_SUPPLIED RECORDS_:

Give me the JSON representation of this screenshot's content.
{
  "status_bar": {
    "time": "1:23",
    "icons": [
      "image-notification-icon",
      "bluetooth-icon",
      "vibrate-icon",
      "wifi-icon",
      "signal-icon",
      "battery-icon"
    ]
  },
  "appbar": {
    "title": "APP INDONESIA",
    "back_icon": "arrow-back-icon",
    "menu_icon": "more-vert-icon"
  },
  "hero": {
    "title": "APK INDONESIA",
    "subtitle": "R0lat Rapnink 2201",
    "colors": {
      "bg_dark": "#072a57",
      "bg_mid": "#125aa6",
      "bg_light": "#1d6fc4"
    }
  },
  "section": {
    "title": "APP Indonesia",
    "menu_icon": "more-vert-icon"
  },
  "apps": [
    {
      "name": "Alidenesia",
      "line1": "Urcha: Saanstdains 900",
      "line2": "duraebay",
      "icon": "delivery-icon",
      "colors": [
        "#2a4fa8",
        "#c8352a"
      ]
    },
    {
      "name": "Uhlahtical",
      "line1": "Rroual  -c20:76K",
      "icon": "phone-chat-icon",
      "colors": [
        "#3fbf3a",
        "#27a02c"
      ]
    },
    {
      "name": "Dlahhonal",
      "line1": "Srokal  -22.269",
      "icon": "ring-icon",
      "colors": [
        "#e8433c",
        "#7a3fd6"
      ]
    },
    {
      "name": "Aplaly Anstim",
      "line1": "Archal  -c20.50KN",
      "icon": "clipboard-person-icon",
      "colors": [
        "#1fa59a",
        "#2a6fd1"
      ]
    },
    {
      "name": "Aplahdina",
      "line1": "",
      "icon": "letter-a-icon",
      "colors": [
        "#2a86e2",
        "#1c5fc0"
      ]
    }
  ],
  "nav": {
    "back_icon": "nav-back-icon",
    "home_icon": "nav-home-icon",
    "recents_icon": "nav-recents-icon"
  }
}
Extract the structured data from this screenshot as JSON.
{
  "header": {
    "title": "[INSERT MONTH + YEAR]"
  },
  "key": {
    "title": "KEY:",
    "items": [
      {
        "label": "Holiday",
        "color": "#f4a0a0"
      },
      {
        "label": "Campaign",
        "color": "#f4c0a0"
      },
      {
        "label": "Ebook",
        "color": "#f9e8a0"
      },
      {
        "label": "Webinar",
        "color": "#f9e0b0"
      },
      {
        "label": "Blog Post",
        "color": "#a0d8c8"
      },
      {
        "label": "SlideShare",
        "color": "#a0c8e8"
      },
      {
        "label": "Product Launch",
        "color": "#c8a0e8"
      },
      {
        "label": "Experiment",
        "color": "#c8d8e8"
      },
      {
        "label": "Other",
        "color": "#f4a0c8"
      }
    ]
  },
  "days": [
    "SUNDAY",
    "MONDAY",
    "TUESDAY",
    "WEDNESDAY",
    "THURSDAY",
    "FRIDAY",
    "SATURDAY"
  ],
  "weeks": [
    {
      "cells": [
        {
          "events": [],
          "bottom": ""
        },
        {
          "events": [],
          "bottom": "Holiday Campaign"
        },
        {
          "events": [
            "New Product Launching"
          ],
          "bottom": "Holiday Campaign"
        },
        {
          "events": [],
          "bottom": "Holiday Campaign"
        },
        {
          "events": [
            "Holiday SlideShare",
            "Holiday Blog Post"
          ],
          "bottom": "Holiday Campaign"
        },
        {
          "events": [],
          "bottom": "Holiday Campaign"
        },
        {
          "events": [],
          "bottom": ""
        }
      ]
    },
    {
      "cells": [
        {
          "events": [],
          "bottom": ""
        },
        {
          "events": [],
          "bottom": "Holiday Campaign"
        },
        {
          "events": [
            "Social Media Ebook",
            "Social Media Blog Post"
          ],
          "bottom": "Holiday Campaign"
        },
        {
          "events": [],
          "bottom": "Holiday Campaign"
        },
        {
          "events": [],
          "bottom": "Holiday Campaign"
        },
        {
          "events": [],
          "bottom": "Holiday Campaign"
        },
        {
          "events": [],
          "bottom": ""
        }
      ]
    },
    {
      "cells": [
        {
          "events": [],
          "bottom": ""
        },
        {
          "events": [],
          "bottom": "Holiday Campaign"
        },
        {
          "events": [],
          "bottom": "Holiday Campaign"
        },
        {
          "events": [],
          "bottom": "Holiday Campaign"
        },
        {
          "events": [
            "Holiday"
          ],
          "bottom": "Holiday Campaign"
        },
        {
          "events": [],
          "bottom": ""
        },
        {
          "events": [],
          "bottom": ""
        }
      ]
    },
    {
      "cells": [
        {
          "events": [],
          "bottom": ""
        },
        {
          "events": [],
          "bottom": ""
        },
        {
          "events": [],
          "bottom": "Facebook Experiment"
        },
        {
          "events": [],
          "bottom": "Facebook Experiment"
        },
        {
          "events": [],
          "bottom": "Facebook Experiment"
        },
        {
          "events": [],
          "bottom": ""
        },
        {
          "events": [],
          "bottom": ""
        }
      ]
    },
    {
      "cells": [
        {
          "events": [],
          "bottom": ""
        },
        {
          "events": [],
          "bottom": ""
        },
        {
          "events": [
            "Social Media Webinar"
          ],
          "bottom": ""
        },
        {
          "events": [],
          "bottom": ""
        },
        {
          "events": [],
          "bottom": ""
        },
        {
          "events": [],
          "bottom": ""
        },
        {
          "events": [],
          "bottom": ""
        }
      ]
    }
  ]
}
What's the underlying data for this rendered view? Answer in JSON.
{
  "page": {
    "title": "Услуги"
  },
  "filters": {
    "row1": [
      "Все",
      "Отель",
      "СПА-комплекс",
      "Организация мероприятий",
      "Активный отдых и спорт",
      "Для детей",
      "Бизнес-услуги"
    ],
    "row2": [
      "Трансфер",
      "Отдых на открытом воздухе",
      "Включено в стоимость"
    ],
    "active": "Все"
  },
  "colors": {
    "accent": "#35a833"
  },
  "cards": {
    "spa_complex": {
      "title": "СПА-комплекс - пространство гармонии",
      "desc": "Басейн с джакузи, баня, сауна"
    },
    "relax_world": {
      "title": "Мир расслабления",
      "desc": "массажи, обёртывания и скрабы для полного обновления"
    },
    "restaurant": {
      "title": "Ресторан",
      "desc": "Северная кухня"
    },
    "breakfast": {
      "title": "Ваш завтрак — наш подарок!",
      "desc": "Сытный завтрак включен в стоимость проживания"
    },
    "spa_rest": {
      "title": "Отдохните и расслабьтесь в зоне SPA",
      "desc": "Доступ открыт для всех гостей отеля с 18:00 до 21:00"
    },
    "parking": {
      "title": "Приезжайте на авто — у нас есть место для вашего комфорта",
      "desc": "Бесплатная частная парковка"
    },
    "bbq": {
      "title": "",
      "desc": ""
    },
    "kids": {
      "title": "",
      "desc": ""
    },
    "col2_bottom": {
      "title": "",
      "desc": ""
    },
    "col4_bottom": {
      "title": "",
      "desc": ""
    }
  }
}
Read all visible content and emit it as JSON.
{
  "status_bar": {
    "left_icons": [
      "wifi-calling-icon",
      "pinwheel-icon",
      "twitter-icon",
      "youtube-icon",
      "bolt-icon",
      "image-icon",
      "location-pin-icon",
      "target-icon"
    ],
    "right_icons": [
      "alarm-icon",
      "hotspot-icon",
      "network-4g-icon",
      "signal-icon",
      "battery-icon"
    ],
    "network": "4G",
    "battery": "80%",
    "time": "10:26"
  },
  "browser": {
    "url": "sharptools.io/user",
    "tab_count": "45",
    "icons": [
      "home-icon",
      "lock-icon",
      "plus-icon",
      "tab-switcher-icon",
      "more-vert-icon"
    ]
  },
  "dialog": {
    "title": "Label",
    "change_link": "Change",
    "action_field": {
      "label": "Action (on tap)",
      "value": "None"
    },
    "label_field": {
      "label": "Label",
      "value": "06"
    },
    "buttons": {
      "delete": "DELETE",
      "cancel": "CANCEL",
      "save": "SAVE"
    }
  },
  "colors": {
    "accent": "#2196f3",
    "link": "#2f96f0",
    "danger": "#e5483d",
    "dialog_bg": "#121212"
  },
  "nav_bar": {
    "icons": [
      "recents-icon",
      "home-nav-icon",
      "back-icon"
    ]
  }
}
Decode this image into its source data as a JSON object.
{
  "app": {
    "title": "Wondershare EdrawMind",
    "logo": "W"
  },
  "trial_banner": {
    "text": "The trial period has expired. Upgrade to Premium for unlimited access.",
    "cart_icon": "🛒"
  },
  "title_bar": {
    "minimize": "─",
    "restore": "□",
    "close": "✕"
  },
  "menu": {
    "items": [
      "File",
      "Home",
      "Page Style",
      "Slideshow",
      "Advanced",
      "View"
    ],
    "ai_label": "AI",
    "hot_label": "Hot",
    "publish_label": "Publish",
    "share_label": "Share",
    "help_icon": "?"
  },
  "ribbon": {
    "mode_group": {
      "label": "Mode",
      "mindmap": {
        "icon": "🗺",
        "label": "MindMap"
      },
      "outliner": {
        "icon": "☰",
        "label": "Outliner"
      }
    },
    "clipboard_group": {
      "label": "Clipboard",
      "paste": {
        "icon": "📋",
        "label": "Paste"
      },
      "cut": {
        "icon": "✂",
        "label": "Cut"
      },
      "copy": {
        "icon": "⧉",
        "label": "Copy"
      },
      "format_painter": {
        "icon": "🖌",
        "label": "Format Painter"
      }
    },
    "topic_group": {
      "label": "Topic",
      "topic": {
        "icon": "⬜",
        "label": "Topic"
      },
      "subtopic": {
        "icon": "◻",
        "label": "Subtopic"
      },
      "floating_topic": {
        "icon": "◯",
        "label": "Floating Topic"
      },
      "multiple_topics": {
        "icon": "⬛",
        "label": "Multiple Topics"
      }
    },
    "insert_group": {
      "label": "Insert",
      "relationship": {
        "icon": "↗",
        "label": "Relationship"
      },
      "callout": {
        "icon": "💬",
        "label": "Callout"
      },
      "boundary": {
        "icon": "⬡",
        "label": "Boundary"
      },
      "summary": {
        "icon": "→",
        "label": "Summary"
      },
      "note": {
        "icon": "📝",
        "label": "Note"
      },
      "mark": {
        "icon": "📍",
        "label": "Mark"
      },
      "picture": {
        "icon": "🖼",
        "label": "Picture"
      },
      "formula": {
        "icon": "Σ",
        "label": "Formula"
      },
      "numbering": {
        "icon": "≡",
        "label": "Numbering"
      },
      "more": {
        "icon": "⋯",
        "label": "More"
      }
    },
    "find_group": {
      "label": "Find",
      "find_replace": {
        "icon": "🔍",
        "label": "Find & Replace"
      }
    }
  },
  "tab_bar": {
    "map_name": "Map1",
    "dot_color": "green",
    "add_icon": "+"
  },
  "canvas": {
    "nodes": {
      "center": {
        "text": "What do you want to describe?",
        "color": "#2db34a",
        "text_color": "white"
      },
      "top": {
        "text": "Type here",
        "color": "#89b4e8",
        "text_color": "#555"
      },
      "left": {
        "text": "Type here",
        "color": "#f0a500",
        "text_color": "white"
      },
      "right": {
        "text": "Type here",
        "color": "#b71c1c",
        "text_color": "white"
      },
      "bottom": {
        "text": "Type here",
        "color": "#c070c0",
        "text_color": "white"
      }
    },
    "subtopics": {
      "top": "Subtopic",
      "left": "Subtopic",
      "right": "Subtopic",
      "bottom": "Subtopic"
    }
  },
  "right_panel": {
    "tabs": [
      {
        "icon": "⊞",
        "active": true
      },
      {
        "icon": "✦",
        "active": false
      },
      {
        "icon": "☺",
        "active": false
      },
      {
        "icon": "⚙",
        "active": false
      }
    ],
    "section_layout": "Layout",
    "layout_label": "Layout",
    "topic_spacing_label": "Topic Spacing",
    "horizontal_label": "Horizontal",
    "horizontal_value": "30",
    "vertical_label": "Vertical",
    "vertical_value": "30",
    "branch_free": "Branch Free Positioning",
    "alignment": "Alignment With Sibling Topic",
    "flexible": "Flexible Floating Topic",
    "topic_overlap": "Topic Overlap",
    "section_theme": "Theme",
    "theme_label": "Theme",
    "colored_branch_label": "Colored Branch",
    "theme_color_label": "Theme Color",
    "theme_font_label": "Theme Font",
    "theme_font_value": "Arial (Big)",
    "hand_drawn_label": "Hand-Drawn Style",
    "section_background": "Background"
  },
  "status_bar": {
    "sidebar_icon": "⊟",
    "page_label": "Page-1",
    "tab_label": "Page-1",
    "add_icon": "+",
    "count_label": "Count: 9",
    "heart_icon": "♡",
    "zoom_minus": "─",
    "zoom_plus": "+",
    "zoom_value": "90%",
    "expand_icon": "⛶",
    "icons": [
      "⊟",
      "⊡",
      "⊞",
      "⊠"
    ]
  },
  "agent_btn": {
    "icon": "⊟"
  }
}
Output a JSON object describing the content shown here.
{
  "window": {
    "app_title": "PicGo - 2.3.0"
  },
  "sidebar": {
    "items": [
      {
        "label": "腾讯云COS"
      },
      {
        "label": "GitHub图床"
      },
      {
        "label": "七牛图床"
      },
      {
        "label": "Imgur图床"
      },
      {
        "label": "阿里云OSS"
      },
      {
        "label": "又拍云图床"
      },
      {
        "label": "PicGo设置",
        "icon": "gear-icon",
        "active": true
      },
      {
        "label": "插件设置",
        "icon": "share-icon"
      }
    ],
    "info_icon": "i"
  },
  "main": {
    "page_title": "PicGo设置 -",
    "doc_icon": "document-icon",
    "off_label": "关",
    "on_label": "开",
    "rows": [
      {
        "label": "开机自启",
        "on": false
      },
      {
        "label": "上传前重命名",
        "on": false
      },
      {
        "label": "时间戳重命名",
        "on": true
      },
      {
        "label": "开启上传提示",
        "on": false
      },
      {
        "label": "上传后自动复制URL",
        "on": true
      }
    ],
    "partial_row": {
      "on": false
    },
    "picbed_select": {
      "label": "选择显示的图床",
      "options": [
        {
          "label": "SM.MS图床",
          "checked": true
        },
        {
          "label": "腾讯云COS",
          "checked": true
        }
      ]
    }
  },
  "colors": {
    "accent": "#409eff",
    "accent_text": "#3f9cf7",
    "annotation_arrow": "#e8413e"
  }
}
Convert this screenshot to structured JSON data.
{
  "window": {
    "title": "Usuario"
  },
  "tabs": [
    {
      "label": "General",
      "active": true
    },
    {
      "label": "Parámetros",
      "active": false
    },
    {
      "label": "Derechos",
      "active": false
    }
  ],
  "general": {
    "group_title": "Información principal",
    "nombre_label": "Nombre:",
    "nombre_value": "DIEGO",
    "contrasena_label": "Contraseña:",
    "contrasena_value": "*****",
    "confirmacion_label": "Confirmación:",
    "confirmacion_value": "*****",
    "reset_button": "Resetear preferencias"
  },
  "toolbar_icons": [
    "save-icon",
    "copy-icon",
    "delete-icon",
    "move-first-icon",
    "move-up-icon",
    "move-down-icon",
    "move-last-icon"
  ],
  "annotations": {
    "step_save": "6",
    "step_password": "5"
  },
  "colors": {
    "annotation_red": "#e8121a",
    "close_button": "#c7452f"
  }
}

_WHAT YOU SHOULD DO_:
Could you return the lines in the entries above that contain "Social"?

_RESULT BELOW_:
            "Social Media Ebook",
            "Social Media Blog Post"
            "Social Media Webinar"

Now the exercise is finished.